Try it:
The answer is the set of lines that include "Create", copied from the data below.

Records for the exercise:
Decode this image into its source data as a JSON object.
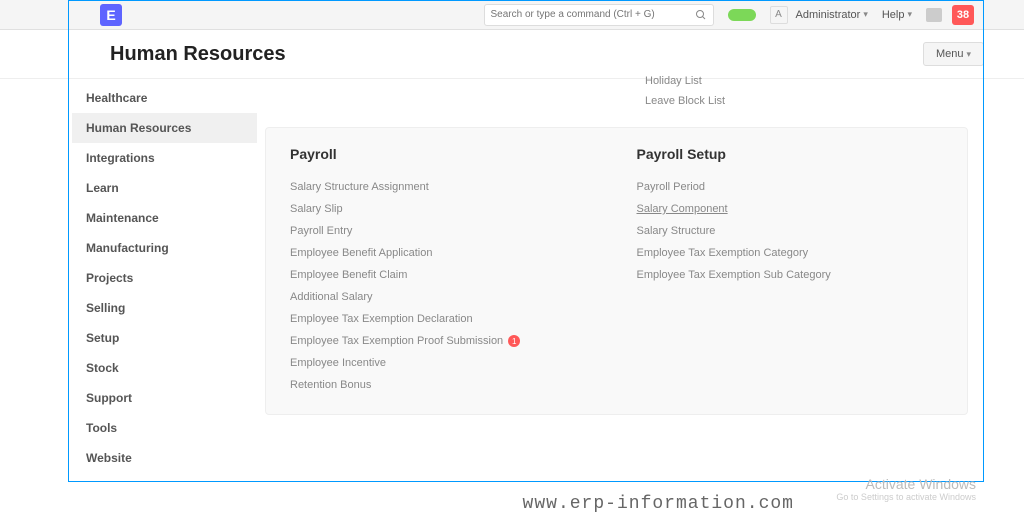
{
  "logo": "E",
  "search": {
    "placeholder": "Search or type a command (Ctrl + G)"
  },
  "avatar_letter": "A",
  "admin_label": "Administrator",
  "help_label": "Help",
  "notif_count": "38",
  "page_title": "Human Resources",
  "menu_btn": "Menu",
  "sidebar": {
    "items": [
      {
        "label": "Healthcare",
        "active": false
      },
      {
        "label": "Human Resources",
        "active": true
      },
      {
        "label": "Integrations",
        "active": false
      },
      {
        "label": "Learn",
        "active": false
      },
      {
        "label": "Maintenance",
        "active": false
      },
      {
        "label": "Manufacturing",
        "active": false
      },
      {
        "label": "Projects",
        "active": false
      },
      {
        "label": "Selling",
        "active": false
      },
      {
        "label": "Setup",
        "active": false
      },
      {
        "label": "Stock",
        "active": false
      },
      {
        "label": "Support",
        "active": false
      },
      {
        "label": "Tools",
        "active": false
      },
      {
        "label": "Website",
        "active": false
      }
    ]
  },
  "top_links": [
    "Holiday List",
    "Leave Block List"
  ],
  "modules": {
    "payroll": {
      "title": "Payroll",
      "items": [
        {
          "label": "Salary Structure Assignment"
        },
        {
          "label": "Salary Slip"
        },
        {
          "label": "Payroll Entry"
        },
        {
          "label": "Employee Benefit Application"
        },
        {
          "label": "Employee Benefit Claim"
        },
        {
          "label": "Additional Salary"
        },
        {
          "label": "Employee Tax Exemption Declaration"
        },
        {
          "label": "Employee Tax Exemption Proof Submission",
          "badge": "1"
        },
        {
          "label": "Employee Incentive"
        },
        {
          "label": "Retention Bonus"
        }
      ]
    },
    "payroll_setup": {
      "title": "Payroll Setup",
      "items": [
        {
          "label": "Payroll Period"
        },
        {
          "label": "Salary Component",
          "hover": true
        },
        {
          "label": "Salary Structure"
        },
        {
          "label": "Employee Tax Exemption Category"
        },
        {
          "label": "Employee Tax Exemption Sub Category"
        }
      ]
    }
  },
  "watermark": {
    "line1": "Activate Windows",
    "line2": "Go to Settings to activate Windows",
    "url": "www.erp-information.com"
  }
}
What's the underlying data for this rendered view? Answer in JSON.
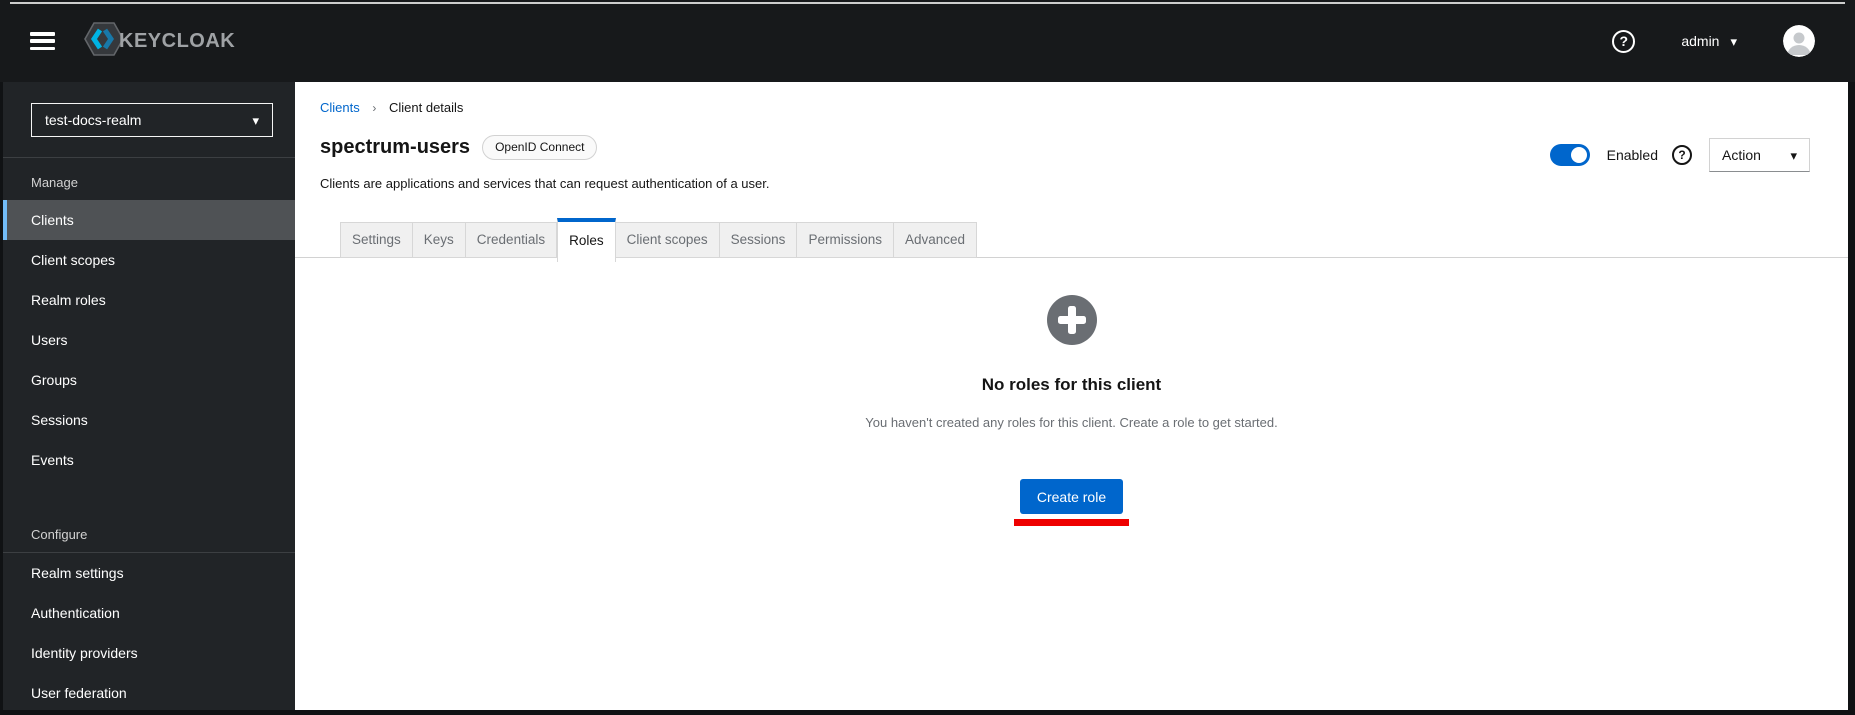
{
  "topbar": {
    "brand": "KEYCLOAK",
    "username": "admin"
  },
  "sidebar": {
    "realm": "test-docs-realm",
    "sections": [
      {
        "label": "Manage",
        "active": "Clients",
        "divider_below_label": false,
        "items": [
          "Clients",
          "Client scopes",
          "Realm roles",
          "Users",
          "Groups",
          "Sessions",
          "Events"
        ]
      },
      {
        "label": "Configure",
        "active": "",
        "divider_below_label": true,
        "items": [
          "Realm settings",
          "Authentication",
          "Identity providers",
          "User federation"
        ]
      }
    ]
  },
  "breadcrumb": {
    "link": "Clients",
    "separator": "›",
    "current": "Client details"
  },
  "header": {
    "title": "spectrum-users",
    "badge": "OpenID Connect",
    "subtitle": "Clients are applications and services that can request authentication of a user.",
    "enabled_label": "Enabled",
    "toggle_state": "on",
    "action_label": "Action"
  },
  "tabs": {
    "active": "Roles",
    "items": [
      "Settings",
      "Keys",
      "Credentials",
      "Roles",
      "Client scopes",
      "Sessions",
      "Permissions",
      "Advanced"
    ]
  },
  "empty_state": {
    "title": "No roles for this client",
    "description": "You haven't created any roles for this client. Create a role to get started.",
    "button": "Create role"
  },
  "colors": {
    "accent_blue": "#0066cc",
    "nav_active_border": "#73bcf7",
    "annotation_red": "#ee0000",
    "muted_gray": "#6a6e73",
    "sidebar_bg": "#212427",
    "topbar_bg": "#17191b"
  }
}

The completed task:
    "description": "You haven't created any roles for this client. Create a role to get started.",
    "button": "Create role"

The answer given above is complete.